Ask a Hipster — Advice you didn't know you needed Big Screen — Movie commentary Blurt — Music's inside track Booze News — San Diego spirits Classical Music — Immortal beauty Classifieds — Free and easy Cover Stories — Front-page features Drinks All Around — Bartenders' drink recipes Excerpts — Literary and spiritual excerpts Feast! — Food & drink reviews Feature Stories — Local news & stories Fishing Report — What’s getting hooked from ship and shore From the Archives — Spotlight on the past Golden Dreams — Talk of the town The Gonzo Report — Making the musical scene, or at least reporting from it Letters — Our inbox [email protected] — Local movie buffs share favorites Movie Reviews — Our critics' picks and pans Musician Interviews — Up close with local artists Neighborhood News from Stringers — Hyperlocal news News Ticker — News & politics Obermeyer — San Diego politics illustrated Outdoors — Weekly changes in flora and fauna Overheard in San Diego — Eavesdropping illustrated Poetry — The old and the new Reader Travel — Travel section built by travelers Reading — The hunt for intellectuals Roam-O-Rama — SoCal's best hiking/biking trails San Diego Beer — Inside San Diego suds SD on the QT — Almost factual news Sheep and Goats — Places of worship Special Issues — The best of Street Style — San Diego streets have style Surf Diego — Real stories from those braving the waves Theater — On stage in San Diego this week Tin Fork — Silver spoon alternative Under the Radar — Matt Potter's undercover work Unforgettable — Long-ago San Diego Unreal Estate — San Diego's priciest pads Your Week — Daily event picks

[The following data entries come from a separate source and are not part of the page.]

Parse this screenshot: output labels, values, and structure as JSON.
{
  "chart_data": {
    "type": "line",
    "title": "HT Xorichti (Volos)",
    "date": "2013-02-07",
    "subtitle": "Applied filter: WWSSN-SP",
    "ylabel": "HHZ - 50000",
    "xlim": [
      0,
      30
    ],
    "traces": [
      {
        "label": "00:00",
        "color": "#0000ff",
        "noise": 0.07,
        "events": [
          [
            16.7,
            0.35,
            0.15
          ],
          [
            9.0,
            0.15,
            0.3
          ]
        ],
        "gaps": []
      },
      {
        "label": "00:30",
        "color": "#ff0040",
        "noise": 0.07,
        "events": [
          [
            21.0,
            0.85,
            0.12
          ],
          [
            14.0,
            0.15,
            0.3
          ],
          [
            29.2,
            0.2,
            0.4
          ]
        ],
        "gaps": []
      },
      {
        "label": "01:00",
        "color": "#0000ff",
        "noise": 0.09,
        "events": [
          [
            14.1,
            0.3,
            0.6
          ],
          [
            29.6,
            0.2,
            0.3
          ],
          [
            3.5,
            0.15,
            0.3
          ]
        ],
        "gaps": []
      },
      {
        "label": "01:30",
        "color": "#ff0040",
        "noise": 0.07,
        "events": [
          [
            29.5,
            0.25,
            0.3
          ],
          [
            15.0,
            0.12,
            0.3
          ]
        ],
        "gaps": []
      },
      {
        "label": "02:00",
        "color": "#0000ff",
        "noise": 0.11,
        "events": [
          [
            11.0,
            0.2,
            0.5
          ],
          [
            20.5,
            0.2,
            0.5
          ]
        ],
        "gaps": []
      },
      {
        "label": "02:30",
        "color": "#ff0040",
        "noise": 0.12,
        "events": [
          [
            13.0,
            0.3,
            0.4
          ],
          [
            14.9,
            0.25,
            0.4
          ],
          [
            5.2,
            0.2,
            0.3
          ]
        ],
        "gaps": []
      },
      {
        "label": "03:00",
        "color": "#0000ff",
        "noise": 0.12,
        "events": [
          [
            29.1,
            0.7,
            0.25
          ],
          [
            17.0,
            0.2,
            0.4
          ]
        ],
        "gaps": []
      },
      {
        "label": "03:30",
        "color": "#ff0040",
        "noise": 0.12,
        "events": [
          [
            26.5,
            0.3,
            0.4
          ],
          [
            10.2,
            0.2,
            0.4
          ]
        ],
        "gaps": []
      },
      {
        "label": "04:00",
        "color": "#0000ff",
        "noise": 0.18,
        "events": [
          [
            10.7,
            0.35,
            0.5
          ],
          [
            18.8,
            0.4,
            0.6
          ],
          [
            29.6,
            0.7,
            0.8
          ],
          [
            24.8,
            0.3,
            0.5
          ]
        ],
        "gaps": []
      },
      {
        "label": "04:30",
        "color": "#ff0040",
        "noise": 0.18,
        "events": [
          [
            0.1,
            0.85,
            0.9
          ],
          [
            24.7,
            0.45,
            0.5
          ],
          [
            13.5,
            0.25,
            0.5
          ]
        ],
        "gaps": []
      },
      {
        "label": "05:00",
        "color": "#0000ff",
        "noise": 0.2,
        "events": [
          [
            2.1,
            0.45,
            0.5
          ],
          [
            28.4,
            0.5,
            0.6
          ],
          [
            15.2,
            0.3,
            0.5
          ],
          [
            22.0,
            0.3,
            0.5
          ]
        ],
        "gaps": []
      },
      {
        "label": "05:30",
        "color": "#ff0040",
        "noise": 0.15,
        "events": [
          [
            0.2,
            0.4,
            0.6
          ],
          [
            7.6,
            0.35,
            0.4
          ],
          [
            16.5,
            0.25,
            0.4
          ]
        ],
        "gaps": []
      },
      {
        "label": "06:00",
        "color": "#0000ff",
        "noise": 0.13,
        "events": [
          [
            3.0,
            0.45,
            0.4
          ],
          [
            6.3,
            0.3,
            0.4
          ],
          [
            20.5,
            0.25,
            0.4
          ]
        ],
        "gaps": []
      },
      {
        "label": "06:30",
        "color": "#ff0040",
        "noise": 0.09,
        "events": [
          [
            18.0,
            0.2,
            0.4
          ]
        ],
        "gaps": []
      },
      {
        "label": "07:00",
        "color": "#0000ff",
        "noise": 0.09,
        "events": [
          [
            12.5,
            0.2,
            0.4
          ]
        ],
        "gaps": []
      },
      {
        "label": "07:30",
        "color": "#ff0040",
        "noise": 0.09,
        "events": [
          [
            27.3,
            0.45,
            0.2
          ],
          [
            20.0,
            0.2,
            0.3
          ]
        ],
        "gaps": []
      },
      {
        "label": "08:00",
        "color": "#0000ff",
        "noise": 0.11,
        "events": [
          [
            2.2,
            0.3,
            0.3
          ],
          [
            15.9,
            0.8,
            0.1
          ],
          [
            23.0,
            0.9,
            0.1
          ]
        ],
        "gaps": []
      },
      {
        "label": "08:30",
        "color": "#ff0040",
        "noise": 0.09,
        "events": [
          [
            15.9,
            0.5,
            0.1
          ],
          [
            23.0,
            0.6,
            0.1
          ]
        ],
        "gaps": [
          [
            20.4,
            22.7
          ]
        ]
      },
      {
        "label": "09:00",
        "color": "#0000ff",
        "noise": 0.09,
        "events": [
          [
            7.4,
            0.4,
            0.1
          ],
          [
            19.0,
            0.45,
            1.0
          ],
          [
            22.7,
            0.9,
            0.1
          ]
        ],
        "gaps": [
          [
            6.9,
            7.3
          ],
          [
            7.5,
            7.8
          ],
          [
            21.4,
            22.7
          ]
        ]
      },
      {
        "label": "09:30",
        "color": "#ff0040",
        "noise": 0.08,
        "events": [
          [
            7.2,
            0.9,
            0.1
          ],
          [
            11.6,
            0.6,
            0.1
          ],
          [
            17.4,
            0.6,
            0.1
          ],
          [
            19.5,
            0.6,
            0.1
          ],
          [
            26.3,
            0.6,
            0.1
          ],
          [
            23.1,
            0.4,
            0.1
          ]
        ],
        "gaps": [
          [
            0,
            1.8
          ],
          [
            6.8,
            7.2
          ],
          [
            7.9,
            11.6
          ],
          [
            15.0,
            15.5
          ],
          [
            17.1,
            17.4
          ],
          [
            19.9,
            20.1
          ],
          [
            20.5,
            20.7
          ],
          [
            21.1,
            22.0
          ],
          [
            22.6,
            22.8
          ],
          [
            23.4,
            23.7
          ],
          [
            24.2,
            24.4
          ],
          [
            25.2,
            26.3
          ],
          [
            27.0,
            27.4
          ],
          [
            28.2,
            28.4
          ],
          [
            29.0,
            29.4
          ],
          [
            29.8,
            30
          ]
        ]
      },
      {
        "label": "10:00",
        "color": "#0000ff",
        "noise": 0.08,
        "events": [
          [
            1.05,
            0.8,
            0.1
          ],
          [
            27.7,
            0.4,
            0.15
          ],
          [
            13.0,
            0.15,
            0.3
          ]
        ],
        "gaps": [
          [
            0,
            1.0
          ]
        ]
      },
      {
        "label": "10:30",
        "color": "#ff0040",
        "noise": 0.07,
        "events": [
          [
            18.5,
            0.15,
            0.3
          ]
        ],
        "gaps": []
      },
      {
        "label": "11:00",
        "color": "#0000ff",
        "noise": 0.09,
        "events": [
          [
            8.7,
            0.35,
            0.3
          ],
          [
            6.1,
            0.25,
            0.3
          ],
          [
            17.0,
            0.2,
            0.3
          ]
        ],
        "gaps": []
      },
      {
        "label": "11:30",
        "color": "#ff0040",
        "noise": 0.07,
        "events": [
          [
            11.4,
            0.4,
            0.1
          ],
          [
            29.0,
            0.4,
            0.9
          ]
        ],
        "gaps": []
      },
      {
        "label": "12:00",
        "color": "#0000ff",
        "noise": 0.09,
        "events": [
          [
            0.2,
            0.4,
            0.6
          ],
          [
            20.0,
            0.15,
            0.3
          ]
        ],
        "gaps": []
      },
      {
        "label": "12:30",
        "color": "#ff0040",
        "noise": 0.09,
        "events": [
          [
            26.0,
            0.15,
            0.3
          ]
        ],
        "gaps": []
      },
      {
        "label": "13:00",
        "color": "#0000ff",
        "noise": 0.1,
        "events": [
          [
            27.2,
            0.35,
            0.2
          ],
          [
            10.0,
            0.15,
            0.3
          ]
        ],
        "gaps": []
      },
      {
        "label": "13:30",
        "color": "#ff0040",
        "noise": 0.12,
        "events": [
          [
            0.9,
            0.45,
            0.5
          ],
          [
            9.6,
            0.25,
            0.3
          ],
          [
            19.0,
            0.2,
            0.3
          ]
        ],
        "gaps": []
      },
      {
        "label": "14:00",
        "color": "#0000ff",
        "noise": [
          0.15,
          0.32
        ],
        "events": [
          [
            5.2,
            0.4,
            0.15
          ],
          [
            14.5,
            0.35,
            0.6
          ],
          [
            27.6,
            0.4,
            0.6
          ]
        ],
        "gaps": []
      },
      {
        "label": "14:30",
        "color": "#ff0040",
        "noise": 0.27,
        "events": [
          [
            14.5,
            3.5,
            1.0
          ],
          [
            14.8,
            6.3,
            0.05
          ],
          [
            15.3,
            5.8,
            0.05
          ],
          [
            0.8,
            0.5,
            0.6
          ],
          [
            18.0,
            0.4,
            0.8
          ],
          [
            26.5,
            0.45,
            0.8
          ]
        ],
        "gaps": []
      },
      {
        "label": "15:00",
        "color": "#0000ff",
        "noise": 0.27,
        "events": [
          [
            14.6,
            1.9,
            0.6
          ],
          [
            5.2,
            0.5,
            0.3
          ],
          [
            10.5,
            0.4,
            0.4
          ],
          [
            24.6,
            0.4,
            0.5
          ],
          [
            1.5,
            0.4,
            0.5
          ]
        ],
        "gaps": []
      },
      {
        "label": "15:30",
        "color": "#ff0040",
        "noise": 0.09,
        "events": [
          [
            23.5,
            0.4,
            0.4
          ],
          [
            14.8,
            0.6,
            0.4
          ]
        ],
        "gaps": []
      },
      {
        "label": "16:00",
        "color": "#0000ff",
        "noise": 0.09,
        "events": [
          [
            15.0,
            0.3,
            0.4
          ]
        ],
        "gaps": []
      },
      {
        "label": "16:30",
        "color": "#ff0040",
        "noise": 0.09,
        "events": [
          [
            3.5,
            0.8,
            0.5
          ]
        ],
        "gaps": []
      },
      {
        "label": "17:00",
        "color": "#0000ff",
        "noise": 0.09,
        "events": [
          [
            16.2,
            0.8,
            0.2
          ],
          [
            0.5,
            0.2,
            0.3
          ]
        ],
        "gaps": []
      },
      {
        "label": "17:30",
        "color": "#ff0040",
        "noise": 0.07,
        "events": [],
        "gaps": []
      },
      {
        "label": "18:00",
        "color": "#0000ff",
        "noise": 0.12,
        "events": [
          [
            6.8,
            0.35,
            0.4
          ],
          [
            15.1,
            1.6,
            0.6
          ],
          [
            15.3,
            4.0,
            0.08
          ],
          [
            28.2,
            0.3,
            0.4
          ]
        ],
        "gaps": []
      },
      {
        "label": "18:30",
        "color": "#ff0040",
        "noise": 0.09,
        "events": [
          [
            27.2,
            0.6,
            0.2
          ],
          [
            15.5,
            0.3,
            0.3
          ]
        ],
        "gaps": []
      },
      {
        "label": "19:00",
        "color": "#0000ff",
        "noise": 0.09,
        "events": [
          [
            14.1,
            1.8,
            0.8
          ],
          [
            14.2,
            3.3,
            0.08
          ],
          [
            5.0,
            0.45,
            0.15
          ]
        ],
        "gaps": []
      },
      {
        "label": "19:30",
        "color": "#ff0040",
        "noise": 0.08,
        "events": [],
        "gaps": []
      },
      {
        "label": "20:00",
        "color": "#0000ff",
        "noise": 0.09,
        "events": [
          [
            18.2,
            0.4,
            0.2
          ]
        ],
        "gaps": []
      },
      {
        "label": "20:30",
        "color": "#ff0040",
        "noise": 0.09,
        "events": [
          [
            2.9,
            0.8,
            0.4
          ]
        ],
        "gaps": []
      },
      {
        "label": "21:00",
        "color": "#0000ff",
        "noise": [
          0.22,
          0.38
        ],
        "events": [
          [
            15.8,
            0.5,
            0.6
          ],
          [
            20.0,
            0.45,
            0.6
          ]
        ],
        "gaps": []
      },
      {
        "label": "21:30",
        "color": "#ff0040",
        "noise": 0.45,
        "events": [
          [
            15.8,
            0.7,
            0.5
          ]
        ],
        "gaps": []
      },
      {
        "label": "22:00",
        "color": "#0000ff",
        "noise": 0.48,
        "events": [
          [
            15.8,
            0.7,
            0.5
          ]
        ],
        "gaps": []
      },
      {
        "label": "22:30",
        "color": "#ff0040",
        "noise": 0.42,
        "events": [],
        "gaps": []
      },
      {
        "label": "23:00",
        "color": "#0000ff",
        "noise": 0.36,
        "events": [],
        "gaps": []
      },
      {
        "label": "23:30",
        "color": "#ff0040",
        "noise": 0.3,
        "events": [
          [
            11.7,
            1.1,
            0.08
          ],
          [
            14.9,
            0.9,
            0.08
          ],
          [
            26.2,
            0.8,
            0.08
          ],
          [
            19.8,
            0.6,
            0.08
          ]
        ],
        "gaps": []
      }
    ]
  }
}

4S Ranch Allied Gardens Alpine Baja Balboa Park Bankers Hill Barrio Logan Bay Ho Bay Park Black Mountain Ranch Blossom Valley Bonita Bonsall Borrego Springs Boulevard Campo Cardiff-by-the-Sea Carlsbad Carmel Mountain Carmel Valley Chollas View Chula Vista City College City Heights Clairemont College Area Coronado CSU San Marcos Cuyamaca College Del Cerro Del Mar Descanso Downtown San Diego Eastlake East Village El Cajon Emerald Hills Encanto Encinitas Escondido Fallbrook Fletcher Hills Golden Hill Grant Hill Grantville Grossmont College Guatay Harbor Island Hillcrest Imperial Beach Imperial Valley Jacumba Jamacha-Lomita Jamul Julian Kearny Mesa Kensington La Jolla Lakeside La Mesa Lemon Grove Leucadia Liberty Station Lincoln Acres Lincoln Park Linda Vista Little Italy Logan Heights Mesa College Midway District MiraCosta College Miramar Miramar College Mira Mesa Mission Beach Mission Hills Mission Valley Mountain View Mount Hope Mount Laguna National City Nestor Normal Heights North Park Oak Park Ocean Beach Oceanside Old Town Otay Mesa Pacific Beach Pala Palomar College Palomar Mountain Paradise Hills Pauma Valley Pine Valley Point Loma Point Loma Nazarene Potrero Poway Rainbow Ramona Rancho Bernardo Rancho Penasquitos Rancho San Diego Rancho Santa Fe Rolando San Carlos San Marcos San Onofre Santa Ysabel Santee San Ysidro Scripps Ranch SDSU Serra Mesa Shelltown Shelter Island Sherman Heights Skyline Solana Beach Sorrento Valley Southcrest South Park Southwestern College Spring Valley Stockton Talmadge Temecula Tierrasanta Tijuana UCSD University City University Heights USD Valencia Park Valley Center Vista Warner Springs
Close